Prof says 'male-dominated' textbooks deter women from Econ
A University of Michigan professor recently argued that the lack of women in Economics textbooks could help explain why few females pursue the field.
Associate Economics professor Betsey Stevenson and Hanna Zlotnick, a Master of Public Policy candidate, recently reviewed the depictions women and men in eight leading economics textbooks, finding that 77 percent of people represented in those textbooks were male.
"One could argue that textbooks not only should be representative of the actual world, but reflect the diversity of the student body we would ideally like to attract."
The gender disparity was even more pronounced for specific mentions of economics, Stevenson and Zlotnick discovered, reporting that male economists outnumber women 12-to-1 overall, and that in one particular textbook, there were no female economists to be found.
They also discovered that textbooks often depict men “making a decision,” while women are often illustrated as “[having] a decision made for them.”
Stevenson and Zlotnick argue that this gender-disparity could help explain why women aren’t attracted to the field.
“This fact both makes it likely that economics textbooks are male-dominated and suggests that concrete steps need to be taken to understand why economics is not attracting female students,” they write, adding that “one part of the answer may be that women do not see themselves, their interests, and their lives described in economics textbooks.”
Lamenting the fact that textbooks are overwhelmingly male, the professors also argue that textbooks should be “forward-looking” instead, representing the gender diversity they wish Economics would attract instead of reflecting the current situation.
“Additionally, one might argue that all types of students should be able to see themselves and their lives reflected in the examples and discussions they see when they study economics,” they write. “Therefore, one could argue that textbooks not only should be representative of the actual world, but reflect the diversity of the student body we would ideally like to attract.”
In a statement to Campus Reform, however, Stevenson clarified that biased textbooks are “not the only reason” for the dearth of women in Economics.
As Campus Reform has reported, Rutgers University Professor Lee Jussim argues that the gender gap in STEM is more likely explained by women’s personal preferences as opposed to sexism.
“There’s a knee-jerk assumption that gaps—demographic gaps—reflect discrimination,” Jussim observed, but he contends these gaps aren’t exactly indicative of discrimination.
"There are many papers claiming to find evidence for discrimination [in STEM fields], but when you look at the data, there's no evidence for it,” Jussim explained, adding that “advocacy of a political agenda can distort the science.”
Jussim does not deny the existence of discrimination in hiring and in the workforce, but contends that the gender disparity in STEM is a lot more likely due to “enduring gender differences between men and women.”
Women are more likely to desire to go into different fields than men do, and that shouldn’t be a problem, Jussim told Campus Reform.
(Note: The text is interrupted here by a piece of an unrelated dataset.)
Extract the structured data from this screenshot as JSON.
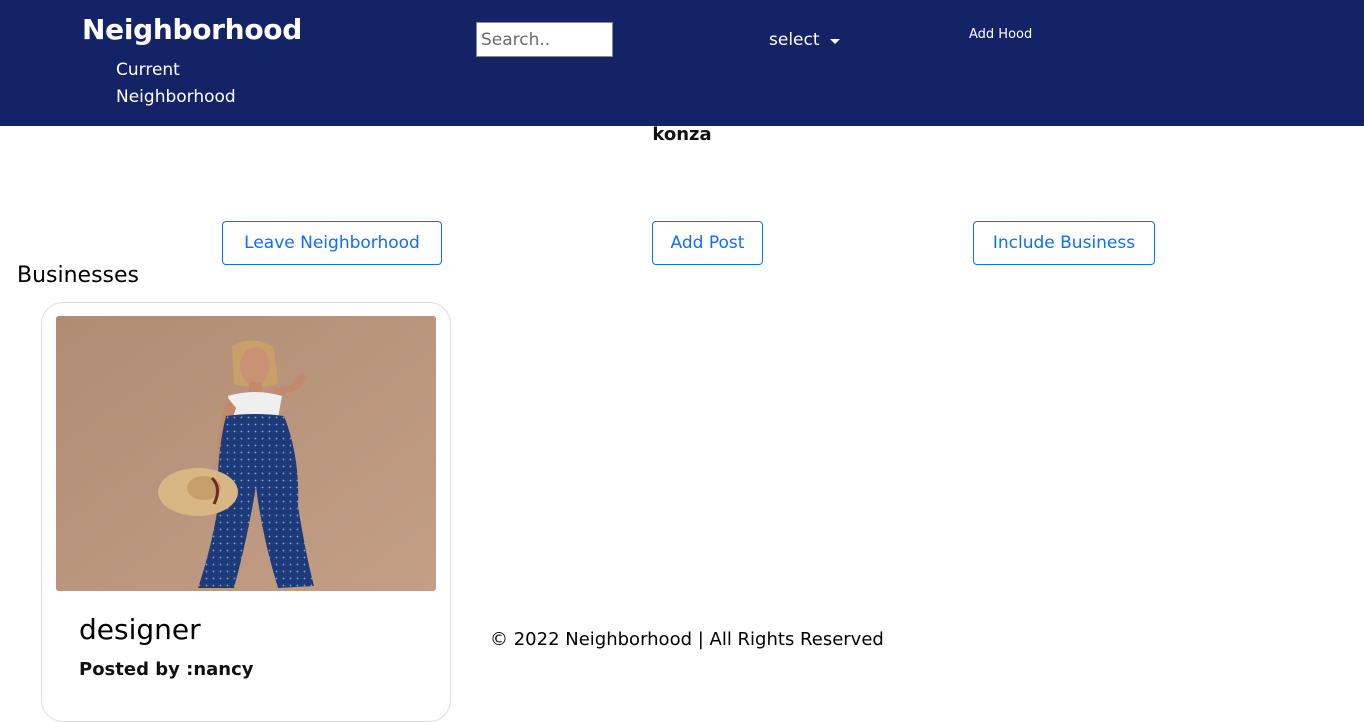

“People should choose the [career] fields they want to be in,” he said. “Everything does not have to be perfectly equal all the time.”
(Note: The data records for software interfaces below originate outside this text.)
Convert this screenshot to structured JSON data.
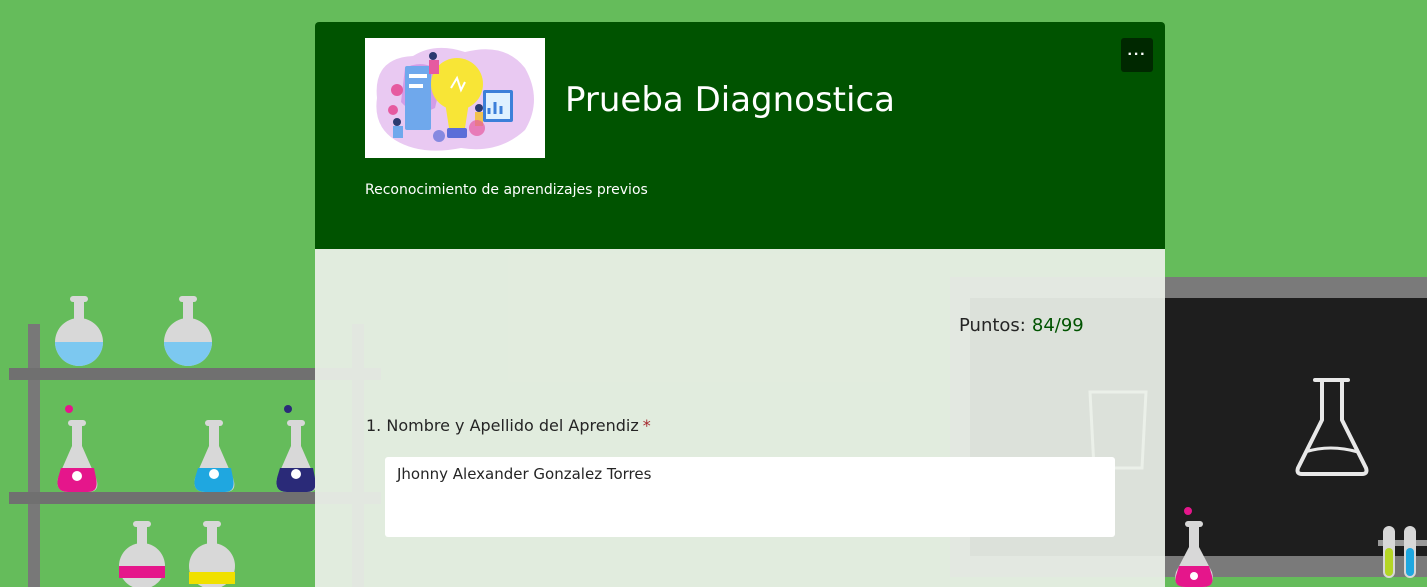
{
  "form": {
    "title": "Prueba Diagnostica",
    "subtitle": "Reconocimiento de aprendizajes previos",
    "more_label": "···",
    "logo": "lightbulb-idea-illustration",
    "header_color": "#005300"
  },
  "score": {
    "label": "Puntos:",
    "value": "84/99"
  },
  "questions": [
    {
      "number": "1.",
      "text": "Nombre y Apellido del Aprendiz",
      "required_mark": "*",
      "answer": "Jhonny Alexander Gonzalez Torres"
    }
  ],
  "theme": {
    "background": "#65bc5b",
    "accent": "#005300",
    "required": "#a4262c"
  }
}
According to Inside Higher Ed, Stevenson and Zlotnick presented their paper, a copy of which was provided to Campus Reform, earlier this month at the annual meeting of the American Economic Association.
Follow the author of this article on Twitter: @Toni_Airaksinen